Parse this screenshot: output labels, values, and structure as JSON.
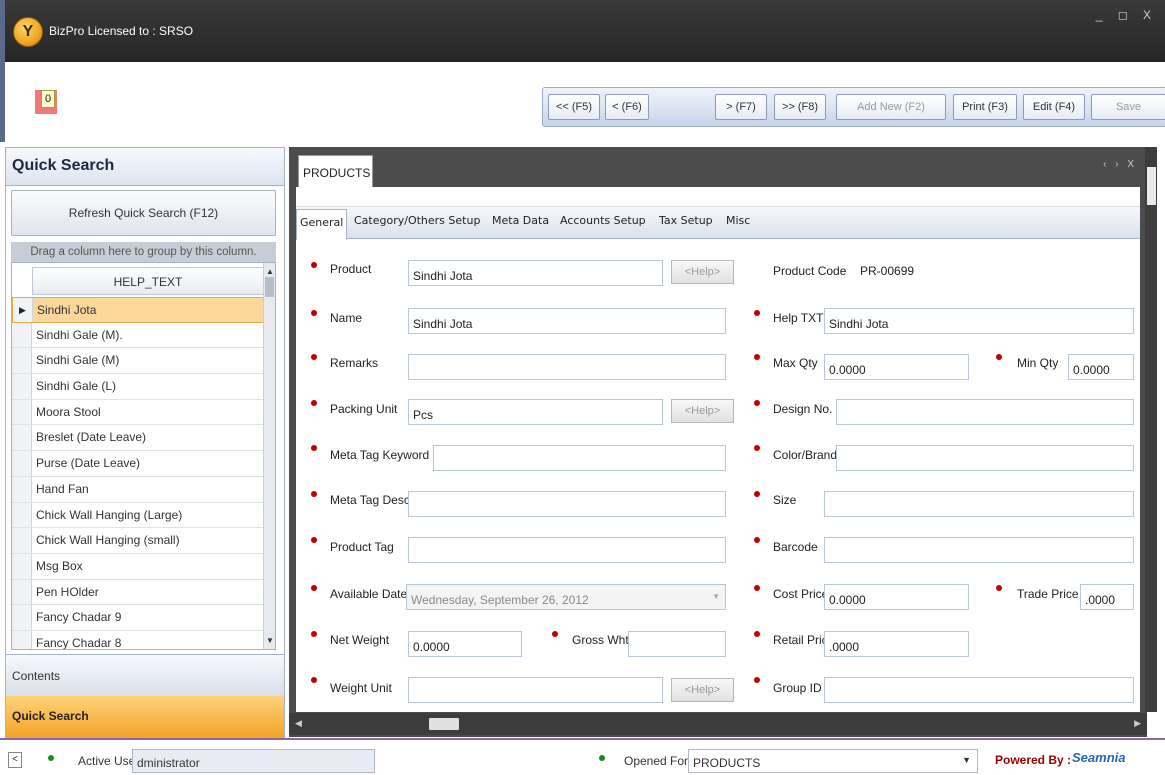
{
  "window": {
    "title": "BizPro Licensed to : SRSO",
    "controls": "_ ◻ X"
  },
  "counter": {
    "value": "0"
  },
  "toolbar": {
    "first": "<< (F5)",
    "prev": "< (F6)",
    "next": "> (F7)",
    "last": ">> (F8)",
    "add_new": "Add New (F2)",
    "print": "Print (F3)",
    "edit": "Edit (F4)",
    "save": "Save"
  },
  "quick_search": {
    "title": "Quick Search",
    "refresh": "Refresh Quick Search (F12)",
    "group_hint": "Drag a column here to group by this column.",
    "column": "HELP_TEXT",
    "rows": [
      "Sindhi Jota",
      "Sindhi Gale (M).",
      "Sindhi Gale (M)",
      "Sindhi Gale (L)",
      "Moora Stool",
      "Breslet (Date Leave)",
      "Purse (Date Leave)",
      "Hand Fan",
      "Chick Wall Hanging (Large)",
      "Chick Wall Hanging (small)",
      "Msg Box",
      "Pen HOlder",
      "Fancy Chadar 9",
      "Fancy Chadar 8"
    ],
    "contents_label": "Contents",
    "bottom_label": "Quick Search"
  },
  "document": {
    "tab": "PRODUCTS",
    "tab_controls": "‹ › X"
  },
  "form_tabs": [
    "General",
    "Category/Others Setup",
    "Meta Data",
    "Accounts Setup",
    "Tax Setup",
    "Misc"
  ],
  "form": {
    "help_label": "<Help>",
    "product_label": "Product",
    "product_value": "Sindhi Jota",
    "product_code_label": "Product Code",
    "product_code_value": "PR-00699",
    "name_label": "Name",
    "name_value": "Sindhi Jota",
    "help_txt_label": "Help TXT",
    "help_txt_value": "Sindhi Jota",
    "remarks_label": "Remarks",
    "remarks_value": "",
    "max_qty_label": "Max Qty",
    "max_qty_value": "0.0000",
    "min_qty_label": "Min Qty",
    "min_qty_value": "0.0000",
    "packing_unit_label": "Packing Unit",
    "packing_unit_value": "Pcs",
    "design_no_label": "Design No.",
    "design_no_value": "",
    "meta_keyword_label": "Meta Tag Keyword",
    "meta_keyword_value": "",
    "color_brand_label": "Color/Brand",
    "color_brand_value": "",
    "meta_desc_label": "Meta Tag Desc.",
    "meta_desc_value": "",
    "size_label": "Size",
    "size_value": "",
    "product_tag_label": "Product Tag",
    "product_tag_value": "",
    "barcode_label": "Barcode",
    "barcode_value": "",
    "available_date_label": "Available Date",
    "available_date_value": "Wednesday, September 26, 2012",
    "cost_price_label": "Cost Price",
    "cost_price_value": "0.0000",
    "trade_price_label": "Trade Price",
    "trade_price_value": ".0000",
    "net_weight_label": "Net Weight",
    "net_weight_value": "0.0000",
    "gross_wht_label": "Gross Wht",
    "gross_wht_value": "",
    "retail_price_label": "Retail Price",
    "retail_price_value": ".0000",
    "weight_unit_label": "Weight Unit",
    "weight_unit_value": "",
    "group_id_label": "Group ID",
    "group_id_value": ""
  },
  "status": {
    "back": "<",
    "active_user_label": "Active User",
    "active_user_value": "dministrator",
    "opened_form_label": "Opened For",
    "opened_form_value": "PRODUCTS",
    "powered_by": "Powered By :",
    "brand": "Seamnia"
  },
  "colors": {
    "titlebar": "#2c2c2c",
    "required_dot": "#c00000",
    "status_dot": "#1e8a1e",
    "selected_row": "#fbd79b",
    "quick_search_tab": "#f4a32a"
  }
}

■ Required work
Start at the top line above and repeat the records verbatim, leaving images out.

■ Solution
Parse this screenshot: output labels, values, and structure as JSON.
{
  "window": {
    "title": "BizPro Licensed to : SRSO",
    "controls": "_ ◻ X"
  },
  "counter": {
    "value": "0"
  },
  "toolbar": {
    "first": "<< (F5)",
    "prev": "< (F6)",
    "next": "> (F7)",
    "last": ">> (F8)",
    "add_new": "Add New (F2)",
    "print": "Print (F3)",
    "edit": "Edit (F4)",
    "save": "Save"
  },
  "quick_search": {
    "title": "Quick Search",
    "refresh": "Refresh Quick Search (F12)",
    "group_hint": "Drag a column here to group by this column.",
    "column": "HELP_TEXT",
    "rows": [
      "Sindhi Jota",
      "Sindhi Gale (M).",
      "Sindhi Gale (M)",
      "Sindhi Gale (L)",
      "Moora Stool",
      "Breslet (Date Leave)",
      "Purse (Date Leave)",
      "Hand Fan",
      "Chick Wall Hanging (Large)",
      "Chick Wall Hanging (small)",
      "Msg Box",
      "Pen HOlder",
      "Fancy Chadar 9",
      "Fancy Chadar 8"
    ],
    "contents_label": "Contents",
    "bottom_label": "Quick Search"
  },
  "document": {
    "tab": "PRODUCTS",
    "tab_controls": "‹ › X"
  },
  "form_tabs": [
    "General",
    "Category/Others Setup",
    "Meta Data",
    "Accounts Setup",
    "Tax Setup",
    "Misc"
  ],
  "form": {
    "help_label": "<Help>",
    "product_label": "Product",
    "product_value": "Sindhi Jota",
    "product_code_label": "Product Code",
    "product_code_value": "PR-00699",
    "name_label": "Name",
    "name_value": "Sindhi Jota",
    "help_txt_label": "Help TXT",
    "help_txt_value": "Sindhi Jota",
    "remarks_label": "Remarks",
    "remarks_value": "",
    "max_qty_label": "Max Qty",
    "max_qty_value": "0.0000",
    "min_qty_label": "Min Qty",
    "min_qty_value": "0.0000",
    "packing_unit_label": "Packing Unit",
    "packing_unit_value": "Pcs",
    "design_no_label": "Design No.",
    "design_no_value": "",
    "meta_keyword_label": "Meta Tag Keyword",
    "meta_keyword_value": "",
    "color_brand_label": "Color/Brand",
    "color_brand_value": "",
    "meta_desc_label": "Meta Tag Desc.",
    "meta_desc_value": "",
    "size_label": "Size",
    "size_value": "",
    "product_tag_label": "Product Tag",
    "product_tag_value": "",
    "barcode_label": "Barcode",
    "barcode_value": "",
    "available_date_label": "Available Date",
    "available_date_value": "Wednesday, September 26, 2012",
    "cost_price_label": "Cost Price",
    "cost_price_value": "0.0000",
    "trade_price_label": "Trade Price",
    "trade_price_value": ".0000",
    "net_weight_label": "Net Weight",
    "net_weight_value": "0.0000",
    "gross_wht_label": "Gross Wht",
    "gross_wht_value": "",
    "retail_price_label": "Retail Price",
    "retail_price_value": ".0000",
    "weight_unit_label": "Weight Unit",
    "weight_unit_value": "",
    "group_id_label": "Group ID",
    "group_id_value": ""
  },
  "status": {
    "back": "<",
    "active_user_label": "Active User",
    "active_user_value": "dministrator",
    "opened_form_label": "Opened For",
    "opened_form_value": "PRODUCTS",
    "powered_by": "Powered By :",
    "brand": "Seamnia"
  },
  "colors": {
    "titlebar": "#2c2c2c",
    "required_dot": "#c00000",
    "status_dot": "#1e8a1e",
    "selected_row": "#fbd79b",
    "quick_search_tab": "#f4a32a"
  }
}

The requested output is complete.